Pakistan’s Foreign Minister, Bilawal Bhutto Zardari, has criticized India for holding a tourism conference in the disputed region of Kashmir under its presidency of the G20. In an interview with AFP, Zardari stated that India’s actions demonstrated arrogance on the international stage and aimed to push its colonial agenda. He argued that India’s attempt to hold an event in occupied Kashmir would not silence the voices of the Kashmiri people, emphasizing that such actions violated international law, UN Security Council resolutions, and bilateral agreements.

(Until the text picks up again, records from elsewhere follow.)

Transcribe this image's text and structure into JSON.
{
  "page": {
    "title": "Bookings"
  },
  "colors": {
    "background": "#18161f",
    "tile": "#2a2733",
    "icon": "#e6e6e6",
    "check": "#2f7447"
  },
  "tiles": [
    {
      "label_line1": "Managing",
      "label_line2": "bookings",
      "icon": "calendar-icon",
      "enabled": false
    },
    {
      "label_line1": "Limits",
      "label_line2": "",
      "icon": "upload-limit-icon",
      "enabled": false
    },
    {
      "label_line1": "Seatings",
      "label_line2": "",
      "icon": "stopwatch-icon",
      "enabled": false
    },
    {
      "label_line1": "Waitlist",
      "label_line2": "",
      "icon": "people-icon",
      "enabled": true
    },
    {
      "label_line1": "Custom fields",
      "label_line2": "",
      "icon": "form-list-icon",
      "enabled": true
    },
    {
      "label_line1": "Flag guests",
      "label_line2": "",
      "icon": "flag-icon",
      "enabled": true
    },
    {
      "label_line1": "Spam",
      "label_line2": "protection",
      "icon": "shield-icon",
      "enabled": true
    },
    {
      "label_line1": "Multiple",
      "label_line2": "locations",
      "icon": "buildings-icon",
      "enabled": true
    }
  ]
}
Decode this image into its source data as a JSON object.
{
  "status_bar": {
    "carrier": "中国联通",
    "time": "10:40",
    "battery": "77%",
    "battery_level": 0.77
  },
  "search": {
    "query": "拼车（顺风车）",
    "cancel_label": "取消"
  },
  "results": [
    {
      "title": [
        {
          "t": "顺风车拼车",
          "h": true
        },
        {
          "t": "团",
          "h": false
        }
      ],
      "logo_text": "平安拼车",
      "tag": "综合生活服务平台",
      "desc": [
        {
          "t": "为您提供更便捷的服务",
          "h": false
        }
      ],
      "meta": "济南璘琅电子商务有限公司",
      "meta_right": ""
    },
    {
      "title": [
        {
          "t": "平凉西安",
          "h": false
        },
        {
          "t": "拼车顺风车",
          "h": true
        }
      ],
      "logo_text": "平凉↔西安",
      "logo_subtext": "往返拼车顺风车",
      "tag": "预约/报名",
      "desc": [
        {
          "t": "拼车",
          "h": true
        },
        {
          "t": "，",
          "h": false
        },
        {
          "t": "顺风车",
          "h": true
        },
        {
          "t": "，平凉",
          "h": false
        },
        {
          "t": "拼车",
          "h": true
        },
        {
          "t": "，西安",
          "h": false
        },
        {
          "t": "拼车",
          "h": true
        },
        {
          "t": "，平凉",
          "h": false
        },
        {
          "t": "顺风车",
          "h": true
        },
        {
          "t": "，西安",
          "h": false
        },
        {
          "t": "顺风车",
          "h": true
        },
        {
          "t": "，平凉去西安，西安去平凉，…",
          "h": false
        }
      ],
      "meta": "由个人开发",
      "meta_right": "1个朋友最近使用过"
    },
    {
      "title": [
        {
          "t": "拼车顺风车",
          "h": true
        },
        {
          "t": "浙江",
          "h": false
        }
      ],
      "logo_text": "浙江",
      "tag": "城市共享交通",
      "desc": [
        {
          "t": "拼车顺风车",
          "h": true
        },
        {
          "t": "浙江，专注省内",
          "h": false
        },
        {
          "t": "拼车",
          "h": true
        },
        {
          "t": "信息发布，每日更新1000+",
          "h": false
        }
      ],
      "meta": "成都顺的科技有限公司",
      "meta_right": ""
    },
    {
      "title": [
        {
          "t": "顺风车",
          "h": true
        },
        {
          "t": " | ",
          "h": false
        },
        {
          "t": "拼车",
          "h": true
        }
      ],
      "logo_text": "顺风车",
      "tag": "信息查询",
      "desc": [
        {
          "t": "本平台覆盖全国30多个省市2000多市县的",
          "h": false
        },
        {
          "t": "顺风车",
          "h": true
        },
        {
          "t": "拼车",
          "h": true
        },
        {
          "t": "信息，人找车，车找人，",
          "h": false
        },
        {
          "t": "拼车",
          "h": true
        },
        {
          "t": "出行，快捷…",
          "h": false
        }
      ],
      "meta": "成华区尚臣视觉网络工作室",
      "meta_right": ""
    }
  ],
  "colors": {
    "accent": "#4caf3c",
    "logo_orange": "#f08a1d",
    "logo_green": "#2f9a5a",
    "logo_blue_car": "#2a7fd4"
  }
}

The portion of Kashmir controlled by India has been embroiled in a long-standing conflict, with an insurgency seeking independence or integration with Pakistan. Pakistan controls a smaller part of the region and asserts that hosting the tourism meeting in Kashmir violates international law and agreements. Zardari noted that G20 participants, including the EU and the world’s top 19 economies, are now in an awkward position due to India’s actions. He called on countries that condemn violations of international law in Europe to show equal outrage when such violations occur in Kashmir, drawing a parallel to Russia’s invasion of Ukraine.
China, which claims the Indian state of Arunachal Pradesh as part of Tibet, has sided with Pakistan in condemning the tourism conference. Some Muslim nations, such as Saudi Arabia and Turkey, have decided not to send government representatives, while certain Western countries have reportedly scaled back their presence.
India’s motive behind hosting the conference is to showcase “normalcy and peace” in the region, with an emphasis on inviting the international community to witness the situation firsthand. However, residents have faced increased security measures, including detentions and warnings against protests or trouble. Zardari argued that Kashmir, one of the most heavily militarized zones globally, cannot be perceived as normal.
Zardari ruled out any possibility of improved relations between India and Pakistan unless New Delhi reverses the constitutional changes it made in 2019 regarding Indian-controlled Kashmir. He stated that the resolution of the Kashmir issue is essential for peace in South Asia and called for meaningful dialogue on shared challenges such as militancy and climate change.
The article highlights the ongoing tensions between India and Pakistan over Kashmir, with India’s decision to hold the G20 tourism conference in the disputed region serving as the latest point of contention. The statements from Pakistan’s foreign minister reflect Pakistan’s position on the issue and emphasize the need for international attention to violations of international law in Kashmir.